PBS’s Frontline ran an excellent piece last night called ‘Football High,’
which examined how high-school football has gone big time in every regard – from larger players to national TV contracts. It’s sick. … They’re going to destroy the game. By ‘they’ I mean grown-ups trying to make a buck off of amateur kids. Full-time head coaches. Professional scouts and marketing people. ESPN sponsoring and promoting high-school games of the week. It all feeds into the NCAA own profit-making football machine, which has its own obscenely compensated adults trying to make a buck off of amateur kids.
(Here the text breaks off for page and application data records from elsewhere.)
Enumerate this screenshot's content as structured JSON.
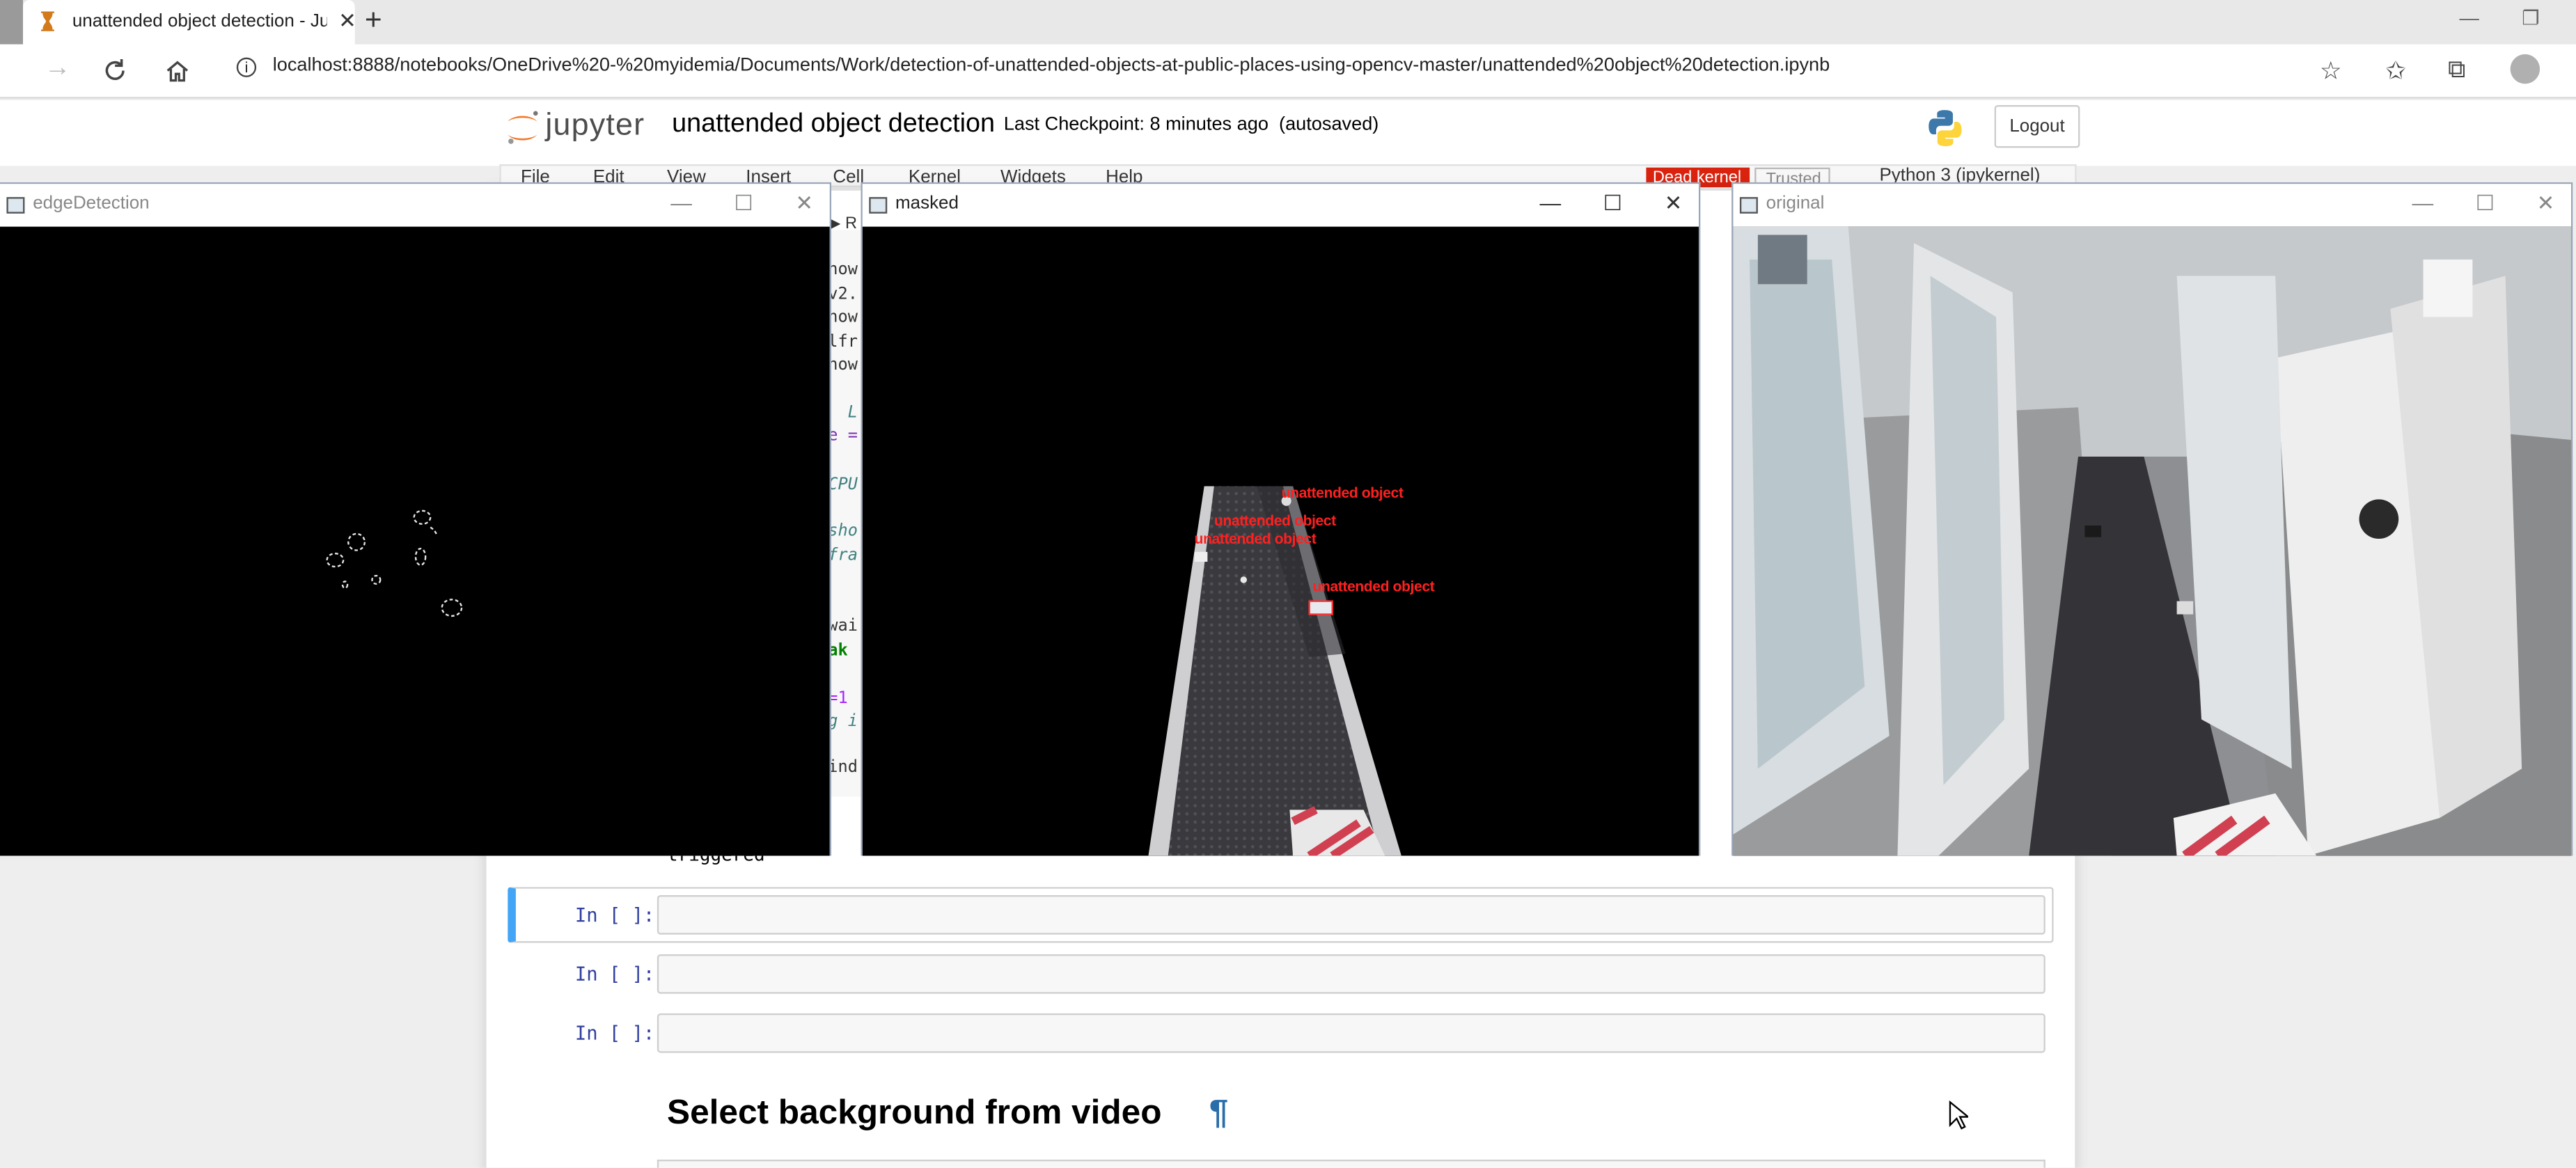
{
  "browser": {
    "tab_title": "unattended object detection - Ju",
    "tab_close": "✕",
    "new_tab": "+",
    "url": "localhost:8888/notebooks/OneDrive%20-%20myidemia/Documents/Work/detection-of-unattended-objects-at-public-places-using-opencv-master/unattended%20object%20detection.ipynb",
    "icons": [
      "back-icon",
      "forward-icon",
      "reload-icon",
      "home-icon",
      "info-icon",
      "add-favorite-icon",
      "favorites-icon",
      "collections-icon",
      "profile-icon",
      "minimize-icon",
      "restore-icon"
    ]
  },
  "jupyter": {
    "logo_text": "jupyter",
    "notebook_name": "unattended object detection",
    "checkpoint": "Last Checkpoint: 8 minutes ago",
    "autosaved": "(autosaved)",
    "logout": "Logout",
    "menu": [
      "File",
      "Edit",
      "View",
      "Insert",
      "Cell",
      "Kernel",
      "Widgets",
      "Help"
    ],
    "dead_kernel": "Dead kernel",
    "trusted": "Trusted",
    "kernel_name": "Python 3 (ipykernel)",
    "run_label": "R",
    "code_fragments": [
      "how",
      "v2.",
      "how",
      "lfr",
      "how",
      "L",
      "e =",
      "CPU",
      "sho",
      "fra",
      "wai",
      "ak",
      "=1",
      "g i",
      "ind"
    ],
    "output_text": "triggered",
    "prompts": [
      "In [ ]:",
      "In [ ]:",
      "In [ ]:"
    ],
    "heading": "Select background from video",
    "pilcrow": "¶"
  },
  "windows": {
    "edge": {
      "title": "edgeDetection"
    },
    "masked": {
      "title": "masked",
      "labels": [
        "unattended object",
        "unattended object",
        "unattended object",
        "unattended object"
      ]
    },
    "original": {
      "title": "original"
    },
    "controls": {
      "min": "—",
      "max": "☐",
      "close": "✕"
    }
  }
}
The NCCA in turn has become a mere minor-league feeder for the NFL. The whole system is becoming corrupt.
One quibble with the Frontline piece: Its focus on two young Arkansas players who were overcome with heat stroke during practices. One of them died. To a certain extent, it’s easy to associate the tragedies with the game of football and its emphasis on macho Marine-like physical conditioning. But heat stroke can hit any athlete. The real problem with American football is how adults have tolerated the spike in player injuries over the past decade or so – due primarily to the increasing size of high-school football players. I’ve ranted
on this issue before
. So I won’t get into it again except to say: Football, reform thyself, before it’s too late.